Being a volunteer activist is hard. It has all of the frustrations of running a non-profit – lack of money, non-existent help, delayed grants, and failed political lobbying – with none of the (admittedly small) pay. Which is why even the most hard-core activists have to have a little fun sometimes.
Understanding this fundamental principle, along with the fact that we just enjoy each others’ company, Ecolocity has had a holiday party every year since we started three years ago. For the past two years, we met at The Potter’s House, a church-run but not “churchy” space that hosts music, events, local art, a small cafe, and a great Fair Trade / book store. Unfortunately, the space is far from the Metro, and was always close to closing for the night by the time we got there.
This year, as a member invited everyone to his house, we decided to go a little more intimate. Because we weren’t meeting in a public space, we chose the ultimate hippie party – a potluck. As I am a master of one-pot wonders (or as Chris teases, “vegetarian mush”), I was happy to cook up a huge batch of vegetarian chili. It was sad to use up most of the summer vegetables in our fridge, but they had to go soon, whether in chili immediately or the composter later.
Chili turned out to be the perfect choice, as almost no one else brought a main dish! Instead, we had homemade bread, sautéed kale, salad, fruit, raw apple pie(!), and homemade cookies. Someone even brought fantastic vegan cupcakes from Sticky Fingers, a local bakery whose stuff is better every time I try it. You’d have no idea their baked goods were vegan if someone didn’t tell you.
Beyond the food, there was plenty to do. We chatted about activism, especially the ongoing Occupy DC protests in McPherson Square and Freedom Plaza. It was a nice mix for conversation with the regulars, a number of old hands who haven’t shown up in a while, and some new people there. Steve, our host, gave a tour of his roof, where he’s installed solar panels through a local solar co-op. I didn’t get the tour myself because I was quite involved in a game of Apples to Apples. It’s a game that people can float in and out of, creates camaraderie, and has a minimum of rules, so it was perfect for this type of party.
Overall, it was a pleasant, relaxed time with both old and new friends. When you’re wrapped up in trying to change the world, it’s sometimes difficult to remember to sit down and hang out with each other. As Ecolocity is specifically devoted to localizing and strengthening community resilience, building relationships is essential not only to the health of our organization but the very mission itself. And perhaps most importantly, these events help us remember that we aren’t here only because we believe in the cause, but also because we believe in and appreciate each other.
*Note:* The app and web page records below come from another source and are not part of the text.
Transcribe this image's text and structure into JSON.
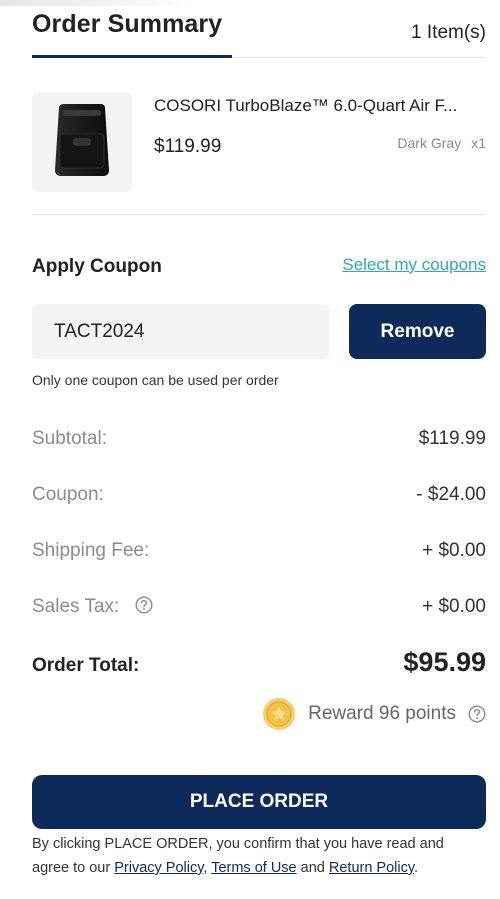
{
  "header": {
    "title": "Order Summary",
    "item_count": "1 Item(s)"
  },
  "product": {
    "name": "COSORI TurboBlaze™ 6.0-Quart Air F...",
    "price": "$119.99",
    "color": "Dark Gray",
    "quantity": "x1",
    "image_icon": "air-fryer-image"
  },
  "coupon": {
    "title": "Apply Coupon",
    "select_link": "Select my coupons",
    "code": "TACT2024",
    "remove_label": "Remove",
    "note": "Only one coupon can be used per order"
  },
  "summary": {
    "subtotal_label": "Subtotal:",
    "subtotal_value": "$119.99",
    "coupon_label": "Coupon:",
    "coupon_value": "- $24.00",
    "shipping_label": "Shipping Fee:",
    "shipping_value": "+ $0.00",
    "tax_label": "Sales Tax:",
    "tax_value": "+ $0.00",
    "total_label": "Order Total:",
    "total_value": "$95.99"
  },
  "reward": {
    "text": "Reward 96 points",
    "icon": "coin-icon"
  },
  "place_order": {
    "label": "PLACE ORDER"
  },
  "legal": {
    "prefix": "By clicking PLACE ORDER, you confirm that you have read and agree to our ",
    "privacy": "Privacy Policy",
    "sep1": ", ",
    "terms": "Terms of Use",
    "sep2": " and ",
    "return": "Return Policy",
    "suffix": "."
  },
  "colors": {
    "primary": "#0e2a5b",
    "link": "#2aa9b8",
    "muted_label": "#8c8c8c",
    "coin": "#f2c34a"
  }
}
Note: This is a very flexible recipe. You can throw most summer vegetables into it or leave others out if they aren’t available.
– 2-3 tb olive oil
– 2 large chopped onions
– 4-5 chopped cloves of garlic
– 4 bell peppers – red, yellow or green
– 3 peeled and chopped carrots
– 3 chopped celery stalks
– 2 summer squash – yellow squash or zucchini
– 32-oz can of tomatoes or an equivalent amount of frozen tomatoes (you can use fresh as well, but you’ll want to peel them first)
– 1 small can tomato paste (12 tbs)
– 16 oz of cooked or canned beans – I usually do a combination of kidney and black beans. If you plan on using dried beans, you will need to soak the beans for 8-10 hours and then cook them for another hour. Beans that are cooked from dried have a richer flavor than canned beans, but canned works fine in a pinch.
– Vegetable stock as needed
– Sriracha to taste for heat (Sriracha is an Asian hot sauce that in my opinion has much more depth than Tabasco. I usually use a few tablespoons.)
– Pour the olive oil into a large sauce pot and turn the stove up to medium.
– When the oil is hot, add the onions and garlic. Allow them to cook on medium-low until soft and slightly brown. Salt and pepper them lightly.
– Add the peppers and allow to cook until slightly soft.
– Add the carrots and celery until it’s possible to stick a fork in the carrots. Salt and pepper lightly.
– Add the squash and cook for 5 minutes. Move on to the next step if the squash are falling apart.
– Add the tomatoes, tomato paste, beans, and Sriracha. Add salt and pepper to taste.
– Cook for another 10 minutes or whenever the flavors start to really blend together. If it tastes a little bitter, which tomatoes can do occasionally, add a pinch or two of sugar. Add vegetable stock if the chili is too thick for your taste.